    ✔  Only build jobs with label expressions matching this node: to use this node when the label mentioned in the above field matches in the job.

✔  Launch method: we will use the Launch slave agent via SSH

    ✔  Host: public IP of the slave server.

    ✔  Credentials: These steps are for an AWS server.

        ✔  Click on add and then on Jenkins.

        ✔  Kind: Select “SSH Username and private key”.

        ✔  ID: ubuntu_slave.

        ✔  Description: give a description.

        ✔  Username: give the server’s username. For eg. ubuntu

        ✔  Private Key: add the private key here by pasting the available .pem file.

✔  Click on Add button.




✔  Choose the credential that you have from the dropdown.

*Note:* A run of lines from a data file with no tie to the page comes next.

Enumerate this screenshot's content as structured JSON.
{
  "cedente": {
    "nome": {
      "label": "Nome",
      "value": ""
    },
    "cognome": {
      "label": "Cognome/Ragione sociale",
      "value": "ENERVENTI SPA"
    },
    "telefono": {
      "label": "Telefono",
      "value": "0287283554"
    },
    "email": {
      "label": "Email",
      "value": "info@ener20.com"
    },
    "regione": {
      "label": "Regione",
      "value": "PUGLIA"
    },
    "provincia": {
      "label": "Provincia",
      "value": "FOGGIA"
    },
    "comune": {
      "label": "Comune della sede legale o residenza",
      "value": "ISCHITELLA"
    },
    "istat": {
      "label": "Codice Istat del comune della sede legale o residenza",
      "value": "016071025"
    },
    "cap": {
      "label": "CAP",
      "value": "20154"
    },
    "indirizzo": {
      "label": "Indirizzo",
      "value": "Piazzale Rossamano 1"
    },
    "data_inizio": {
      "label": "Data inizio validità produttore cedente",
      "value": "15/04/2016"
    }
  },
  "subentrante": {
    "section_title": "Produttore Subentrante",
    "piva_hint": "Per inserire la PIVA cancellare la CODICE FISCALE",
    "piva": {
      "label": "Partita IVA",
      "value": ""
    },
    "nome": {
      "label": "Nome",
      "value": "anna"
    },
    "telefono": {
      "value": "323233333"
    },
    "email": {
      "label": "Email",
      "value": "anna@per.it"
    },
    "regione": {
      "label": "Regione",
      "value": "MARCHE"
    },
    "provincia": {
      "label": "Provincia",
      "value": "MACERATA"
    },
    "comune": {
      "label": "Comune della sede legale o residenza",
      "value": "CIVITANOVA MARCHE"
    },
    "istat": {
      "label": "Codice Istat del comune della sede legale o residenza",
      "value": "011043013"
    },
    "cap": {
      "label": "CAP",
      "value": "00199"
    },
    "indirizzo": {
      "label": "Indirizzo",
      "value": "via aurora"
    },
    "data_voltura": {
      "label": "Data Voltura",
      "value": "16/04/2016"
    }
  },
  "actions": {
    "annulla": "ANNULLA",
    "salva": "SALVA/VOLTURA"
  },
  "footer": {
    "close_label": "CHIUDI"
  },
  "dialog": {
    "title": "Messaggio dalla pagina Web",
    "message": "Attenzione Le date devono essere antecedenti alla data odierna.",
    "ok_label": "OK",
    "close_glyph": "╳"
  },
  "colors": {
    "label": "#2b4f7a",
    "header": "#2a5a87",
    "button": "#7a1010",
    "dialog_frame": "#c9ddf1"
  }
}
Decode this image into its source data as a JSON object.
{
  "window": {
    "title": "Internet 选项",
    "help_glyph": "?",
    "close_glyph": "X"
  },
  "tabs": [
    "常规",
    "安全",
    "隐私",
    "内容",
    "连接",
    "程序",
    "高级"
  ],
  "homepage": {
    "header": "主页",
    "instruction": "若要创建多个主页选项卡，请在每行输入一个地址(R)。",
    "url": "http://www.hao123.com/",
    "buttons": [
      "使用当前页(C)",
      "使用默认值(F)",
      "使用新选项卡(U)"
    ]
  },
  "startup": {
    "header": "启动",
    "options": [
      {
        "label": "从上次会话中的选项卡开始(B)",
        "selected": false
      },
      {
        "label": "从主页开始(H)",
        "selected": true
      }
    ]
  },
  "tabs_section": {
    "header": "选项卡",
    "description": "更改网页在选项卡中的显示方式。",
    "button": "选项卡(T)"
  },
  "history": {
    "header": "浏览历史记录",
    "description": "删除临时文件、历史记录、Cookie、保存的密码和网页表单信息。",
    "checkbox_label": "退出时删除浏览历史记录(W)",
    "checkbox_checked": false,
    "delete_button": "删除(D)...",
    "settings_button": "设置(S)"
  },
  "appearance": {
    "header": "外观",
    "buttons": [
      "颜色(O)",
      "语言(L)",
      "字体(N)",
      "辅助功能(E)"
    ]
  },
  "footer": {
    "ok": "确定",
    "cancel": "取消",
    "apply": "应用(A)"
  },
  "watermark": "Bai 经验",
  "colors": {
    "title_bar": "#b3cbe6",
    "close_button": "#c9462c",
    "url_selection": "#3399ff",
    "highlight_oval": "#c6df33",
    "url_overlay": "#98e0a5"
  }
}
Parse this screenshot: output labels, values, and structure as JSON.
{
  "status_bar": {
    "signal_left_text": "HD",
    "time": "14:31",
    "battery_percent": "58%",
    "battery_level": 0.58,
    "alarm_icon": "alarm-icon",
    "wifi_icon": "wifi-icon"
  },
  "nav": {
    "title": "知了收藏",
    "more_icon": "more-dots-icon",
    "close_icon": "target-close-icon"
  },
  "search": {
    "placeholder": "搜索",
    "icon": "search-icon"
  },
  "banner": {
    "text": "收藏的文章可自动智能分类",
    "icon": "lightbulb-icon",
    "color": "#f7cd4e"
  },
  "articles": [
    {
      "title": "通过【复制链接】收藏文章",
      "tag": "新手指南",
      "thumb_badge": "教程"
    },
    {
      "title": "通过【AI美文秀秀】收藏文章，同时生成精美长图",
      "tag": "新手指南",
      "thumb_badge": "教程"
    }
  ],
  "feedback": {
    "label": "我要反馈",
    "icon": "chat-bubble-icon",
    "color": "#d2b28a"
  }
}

    ✔  Host Key Verification Strategy: select Manually trusted key Verification Strategy.

    ✔  Require manual verification of initial connection: leave this UNCHECKED.

✔  Availability: leave it as default.

✔  Click on the Save button.

For now, the slave agent is offline.




Step 3. Making the Slave Agent Available

✔  Click on the new slave.

✔  Click on the Launch agent button.

After some time, it will show, “Agent successfully connected and online”.

Now the agent is online.

Note: If get some error while launching, please check the path of Java on the slave server and modify it in the advanced field of the slave configuration.


Step 4. Test the Jenkins Slave.

✔  Create a freestyle Jenkins job.

✔  Check the Restrict where this project can be run option in the General section while configuring the job

✔  Now, you can see the name and label of the slave node. Choose the name for this example.




✔  Next, choose to execute a shell in the Build section and print something like:

    ✔  echo “This job is executed on Slave node…”

✔  Save the configuration.

✔  Build the job by clicking on Build now.

✔  Check the console output and you will see the job is being executed on the slave node that we created earlier.




On the Jenkins directory of the slave node, we can see that there are some directories and files got created by Jenkins.





We have learned how can we create and configure a Jenkins slave node using the SSH method. We have tested the slave node by creating a test job and that job built on the slave node remotely.